■ **Exercise**: Once you have read the data below, write it all out exactly.

---- Supplied data

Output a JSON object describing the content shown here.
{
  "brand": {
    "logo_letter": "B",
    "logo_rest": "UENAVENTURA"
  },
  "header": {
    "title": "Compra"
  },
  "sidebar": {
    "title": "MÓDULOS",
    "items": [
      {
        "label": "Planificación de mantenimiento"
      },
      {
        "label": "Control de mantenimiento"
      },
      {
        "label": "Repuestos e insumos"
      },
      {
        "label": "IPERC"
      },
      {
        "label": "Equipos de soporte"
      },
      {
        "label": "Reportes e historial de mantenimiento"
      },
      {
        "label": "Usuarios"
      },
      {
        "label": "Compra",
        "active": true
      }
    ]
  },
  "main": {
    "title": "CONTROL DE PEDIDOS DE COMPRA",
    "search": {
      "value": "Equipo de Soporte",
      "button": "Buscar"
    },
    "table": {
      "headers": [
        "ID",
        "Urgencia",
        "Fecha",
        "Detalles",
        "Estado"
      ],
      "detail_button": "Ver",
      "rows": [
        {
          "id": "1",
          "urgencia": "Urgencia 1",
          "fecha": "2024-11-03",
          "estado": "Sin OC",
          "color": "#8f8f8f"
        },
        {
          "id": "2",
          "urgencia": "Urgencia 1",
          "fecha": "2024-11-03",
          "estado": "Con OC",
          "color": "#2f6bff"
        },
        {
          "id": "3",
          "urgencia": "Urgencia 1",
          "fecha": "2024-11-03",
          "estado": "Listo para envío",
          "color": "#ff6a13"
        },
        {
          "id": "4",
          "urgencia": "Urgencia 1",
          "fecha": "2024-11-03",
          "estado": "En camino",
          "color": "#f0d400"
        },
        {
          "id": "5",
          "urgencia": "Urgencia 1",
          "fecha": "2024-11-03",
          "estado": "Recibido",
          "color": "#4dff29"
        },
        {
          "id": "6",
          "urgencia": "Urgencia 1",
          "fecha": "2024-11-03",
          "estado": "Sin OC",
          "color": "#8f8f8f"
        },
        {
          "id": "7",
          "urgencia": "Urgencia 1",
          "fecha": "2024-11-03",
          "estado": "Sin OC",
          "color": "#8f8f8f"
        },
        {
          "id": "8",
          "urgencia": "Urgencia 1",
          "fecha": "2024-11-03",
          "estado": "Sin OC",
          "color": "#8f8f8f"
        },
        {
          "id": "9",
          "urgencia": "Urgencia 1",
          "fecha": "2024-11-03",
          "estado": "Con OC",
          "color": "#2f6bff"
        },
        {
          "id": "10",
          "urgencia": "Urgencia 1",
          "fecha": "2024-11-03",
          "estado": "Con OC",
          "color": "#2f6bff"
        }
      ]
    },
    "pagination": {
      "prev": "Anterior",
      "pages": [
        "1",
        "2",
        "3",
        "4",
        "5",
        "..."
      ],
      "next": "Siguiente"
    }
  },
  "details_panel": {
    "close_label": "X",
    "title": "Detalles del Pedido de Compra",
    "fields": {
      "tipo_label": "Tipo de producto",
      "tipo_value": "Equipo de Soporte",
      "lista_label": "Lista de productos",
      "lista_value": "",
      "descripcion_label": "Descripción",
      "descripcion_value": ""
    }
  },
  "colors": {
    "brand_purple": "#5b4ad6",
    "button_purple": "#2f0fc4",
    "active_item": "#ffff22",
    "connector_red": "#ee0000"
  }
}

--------

■ **Solution to this task**:
Output a JSON object describing the content shown here.
{
  "brand": {
    "logo_letter": "B",
    "logo_rest": "UENAVENTURA"
  },
  "header": {
    "title": "Compra"
  },
  "sidebar": {
    "title": "MÓDULOS",
    "items": [
      {
        "label": "Planificación de mantenimiento"
      },
      {
        "label": "Control de mantenimiento"
      },
      {
        "label": "Repuestos e insumos"
      },
      {
        "label": "IPERC"
      },
      {
        "label": "Equipos de soporte"
      },
      {
        "label": "Reportes e historial de mantenimiento"
      },
      {
        "label": "Usuarios"
      },
      {
        "label": "Compra",
        "active": true
      }
    ]
  },
  "main": {
    "title": "CONTROL DE PEDIDOS DE COMPRA",
    "search": {
      "value": "Equipo de Soporte",
      "button": "Buscar"
    },
    "table": {
      "headers": [
        "ID",
        "Urgencia",
        "Fecha",
        "Detalles",
        "Estado"
      ],
      "detail_button": "Ver",
      "rows": [
        {
          "id": "1",
          "urgencia": "Urgencia 1",
          "fecha": "2024-11-03",
          "estado": "Sin OC",
          "color": "#8f8f8f"
        },
        {
          "id": "2",
          "urgencia": "Urgencia 1",
          "fecha": "2024-11-03",
          "estado": "Con OC",
          "color": "#2f6bff"
        },
        {
          "id": "3",
          "urgencia": "Urgencia 1",
          "fecha": "2024-11-03",
          "estado": "Listo para envío",
          "color": "#ff6a13"
        },
        {
          "id": "4",
          "urgencia": "Urgencia 1",
          "fecha": "2024-11-03",
          "estado": "En camino",
          "color": "#f0d400"
        },
        {
          "id": "5",
          "urgencia": "Urgencia 1",
          "fecha": "2024-11-03",
          "estado": "Recibido",
          "color": "#4dff29"
        },
        {
          "id": "6",
          "urgencia": "Urgencia 1",
          "fecha": "2024-11-03",
          "estado": "Sin OC",
          "color": "#8f8f8f"
        },
        {
          "id": "7",
          "urgencia": "Urgencia 1",
          "fecha": "2024-11-03",
          "estado": "Sin OC",
          "color": "#8f8f8f"
        },
        {
          "id": "8",
          "urgencia": "Urgencia 1",
          "fecha": "2024-11-03",
          "estado": "Sin OC",
          "color": "#8f8f8f"
        },
        {
          "id": "9",
          "urgencia": "Urgencia 1",
          "fecha": "2024-11-03",
          "estado": "Con OC",
          "color": "#2f6bff"
        },
        {
          "id": "10",
          "urgencia": "Urgencia 1",
          "fecha": "2024-11-03",
          "estado": "Con OC",
          "color": "#2f6bff"
        }
      ]
    },
    "pagination": {
      "prev": "Anterior",
      "pages": [
        "1",
        "2",
        "3",
        "4",
        "5",
        "..."
      ],
      "next": "Siguiente"
    }
  },
  "details_panel": {
    "close_label": "X",
    "title": "Detalles del Pedido de Compra",
    "fields": {
      "tipo_label": "Tipo de producto",
      "tipo_value": "Equipo de Soporte",
      "lista_label": "Lista de productos",
      "lista_value": "",
      "descripcion_label": "Descripción",
      "descripcion_value": ""
    }
  },
  "colors": {
    "brand_purple": "#5b4ad6",
    "button_purple": "#2f0fc4",
    "active_item": "#ffff22",
    "connector_red": "#ee0000"
  }
}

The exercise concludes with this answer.